The most entertaining way to learn about wine is to arrange a wine tasting, and an Easter dinner gathering is a great opportunity to involve family and friends. There are many approaches for organizing a wine tasting, but for a casual dinner party like this, I would suggest picking three or four varietals of wine that you think might go well with a specific course of the meal. If you have enough people attending, you can take the same approach and add courses.

The rule of thumb for how much wine to have available is to have each consuming adult bring one bottle of wine, which is the equivalent of five glasses of wine per person. I would also suggest that with this type of wine tasting, the wines all be approximately the same age. This will help avoid adding too many complexities to the understanding process of the tasting.

If you have enough people for more than one bottle of each varietal, you might try finding wines from different regions or countries, like Viognier from the Central Coast, Virginia and it’s origin, France. This way, you can not only discern whether you like Sauvignon Blanc or Viognier better, but also what the differences are between the Viognier grown in three very different parts of the world.

There are four primary senses that you use when tasting wine: sight, smell, taste, and feel (texture). In order to best discern the color and clarity of the wines, the table used for the tasting should be covered in white and the lighting should be as close to natural as possible. Setting a table in the garden is a great way to bring your party outdoors.

The most important aspect about the glasses used is that they are clean, crystal clear, and large enough to allow the wine to be vigorously swirled to release the aromas. Crystal is best to use as it has an elastic property that makes it ‘ring.’

Try to avoid strong scents around the tasting area, as they will interfere with the tasters’ ability to discern the subtle nuances in the wines.

A “rule” to remember about the serving temperature is one-half hour. If you put your red wines in the refrigerator for one-half hour, and take your whites out of the fridge one-half hour before serving, they will be close to the ideal temperatures. At normal room temperatures, the alcohol and some of the bitter components of red wines are intensified, while white wine at refrigerator temperature (34-36°F) is only a few degrees above freezing. If you roll an ice cube in your mouth and then try to taste anything, you will understand the problem with wine that is too cold.

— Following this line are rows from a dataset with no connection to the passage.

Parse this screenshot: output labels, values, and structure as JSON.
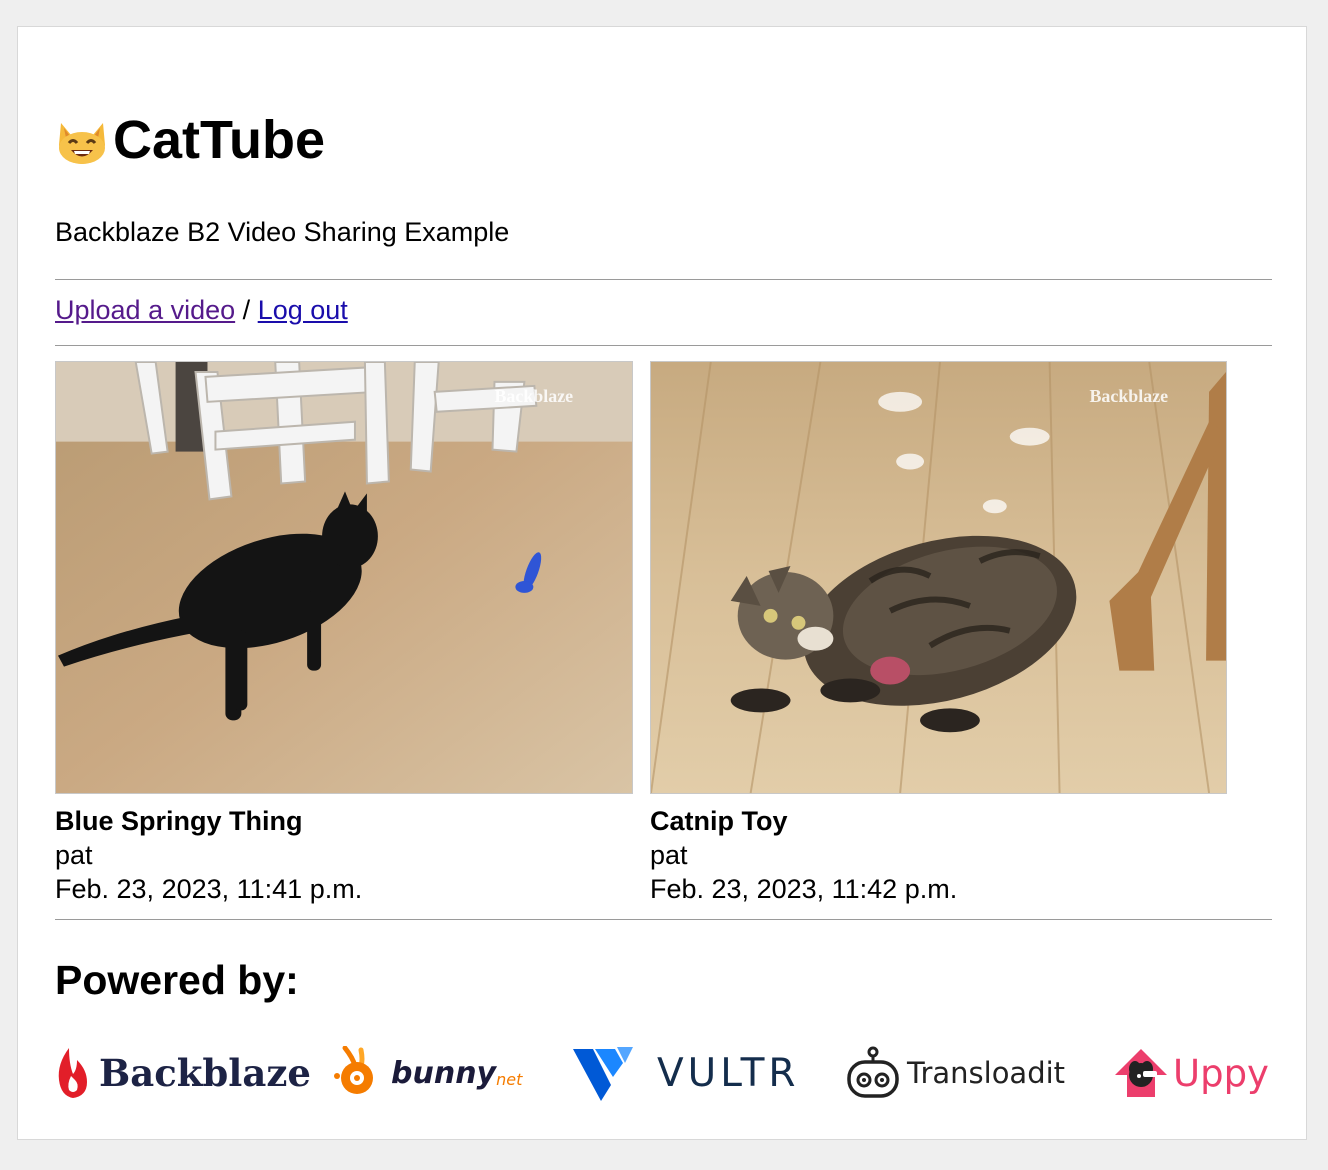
{
  "header": {
    "app_name": "CatTube",
    "logo_icon": "smiling-cat-emoji",
    "subtitle": "Backblaze B2 Video Sharing Example"
  },
  "nav": {
    "upload_label": "Upload a video",
    "separator": "/",
    "logout_label": "Log out"
  },
  "videos": [
    {
      "title": "Blue Springy Thing",
      "author": "pat",
      "date": "Feb. 23, 2023, 11:41 p.m.",
      "watermark": "Backblaze"
    },
    {
      "title": "Catnip Toy",
      "author": "pat",
      "date": "Feb. 23, 2023, 11:42 p.m.",
      "watermark": "Backblaze"
    }
  ],
  "footer": {
    "heading": "Powered by:",
    "logos": [
      {
        "name": "Backblaze",
        "color": "#e21e29",
        "text_color": "#1d2345"
      },
      {
        "name": "bunny",
        "suffix": "net",
        "color": "#f57c00",
        "text_color": "#1b1b3a"
      },
      {
        "name": "VULTR",
        "color": "#007bfc",
        "text_color": "#142d4c"
      },
      {
        "name": "Transloadit",
        "color": "#222222",
        "text_color": "#222222"
      },
      {
        "name": "Uppy",
        "color": "#ec3e6c",
        "text_color": "#ec3e6c"
      }
    ]
  },
  "colors": {
    "link": "#1a0dab",
    "link_visited": "#551a8b",
    "page_bg": "#efefef"
  }
}
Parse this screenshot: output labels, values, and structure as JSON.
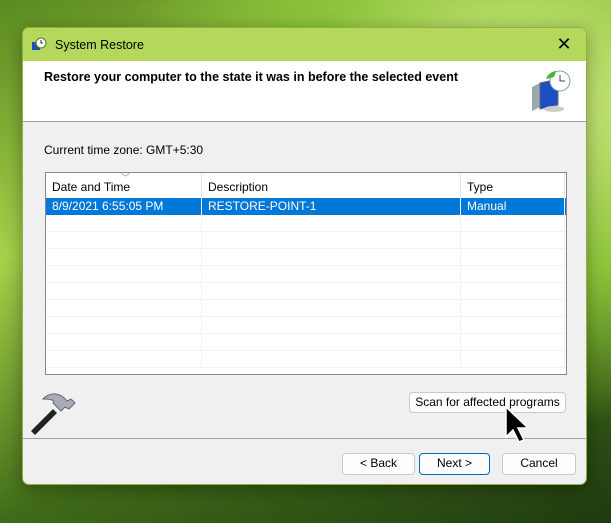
{
  "window": {
    "title": "System Restore",
    "close_label": "✕"
  },
  "header": {
    "heading": "Restore your computer to the state it was in before the selected event"
  },
  "timezone": "Current time zone: GMT+5:30",
  "table": {
    "columns": [
      "Date and Time",
      "Description",
      "Type"
    ],
    "rows": [
      {
        "date": "8/9/2021 6:55:05 PM",
        "description": "RESTORE-POINT-1",
        "type": "Manual",
        "selected": true
      }
    ]
  },
  "buttons": {
    "scan": "Scan for affected programs",
    "back": "< Back",
    "next": "Next >",
    "cancel": "Cancel"
  },
  "colors": {
    "titlebar": "#b5d85c",
    "selection": "#0078d7"
  }
}
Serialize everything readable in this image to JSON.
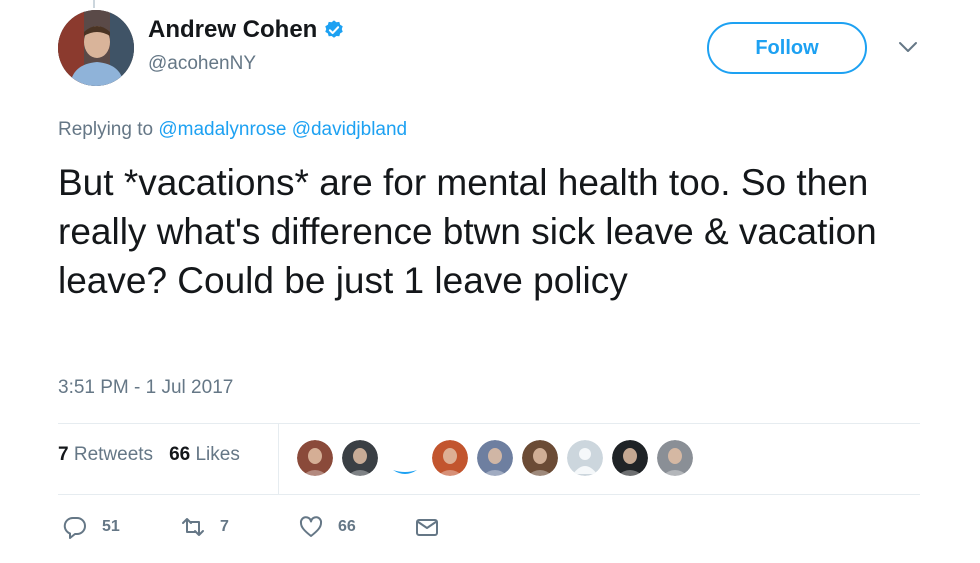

Every party needs a host, so someone should take charge of the tasting. This person is responsible for directing guests on what particular wines to bring so that duplicates are avoided and the theme chosen can be kept.

The host should also instruct each person to bring their wine wrapped in a paper bag with just the varietal name on the outside in order to avoid letting the bottle or label influence the tasting. In this setting, we are looking to learn just about the contents of the bottle.

Now that all the preparation is done, let’s get down to the best part: the tasting. I’d like to think of tasting as a five S process: sight, swirl, sniff, sip, and savor.

SIGHT: This is about enjoying the color and clarity of the wine. With experience, this can give great starting clues about the wine. Tilting the glass to create less wine to look through, to the white background, gives you an ability to discern color from the edge all the way to the saturated color of the wine in the bowl.

SWIRL AND SNIFF: Wine has a lot of volatile compounds that form the aromas. Depending on the concentration of these compounds, they can be strong scents or subtle nuances, so concentrating the aromas by swirling the wine vigorously in a large bowl will help discern the more subtle characters. This is the most important aspect of tasting wine, as truly we only detect sweet, sour, salty, bitter, and savory on the tongue. The rest of the perceptions we have as the flavor of peaches, etc. are actually scents that are detected by the receptors above and behind the palate.

Determining what a wine smells like takes a lot of practice. In fact, a way to help your guests with this process and give them something to bring home, is to give them all a wine aroma wheel as a placeholder at the tasting table, which can be purchased on, developed by Professor Emeritus Ann Noble from UC Davis. This tool will help you to develop your wine tasting stream of consciousness.

SIP: Finally, we are ready for the sip part of wine tasting. Take a sip of the wine and hold it in your mouth; swish it around, chew it, and allow it to coat your entire palate.

When sipping the wine there is a technique professional tasters use called “trilling.” This is basically the same as slurping soup off of a spoon. By vigorously aerating the wine entering your mouth, you again intensify the aromas that waft up the back of your palate to your smell receptors.

Remember, there are really only five “tastes,” so getting the volatile components of the wine to waft up will help with the “taste” of the wine. What we spend more time on is the texture of the wine. What does the wine feel like? Is it thin and acidic? Is it rich and velvety? Is it light and crisp or heavy and thick?

SAVOR: Lastly, savoring is my personal most important aspect of determining the quality of the wine. For me, savoring the wine is about the lingering after taste. The longer and more complex the flavors last, the higher quality of the wine. In the vernacular, this is called the finish of the wine. Just like music, some wines finish with a crescendo while others just end abruptly.

Follow these steps with each of the wines before the meal as an entertaining start of the celebration, and then go through them again while you try the different wines with each course of the meal.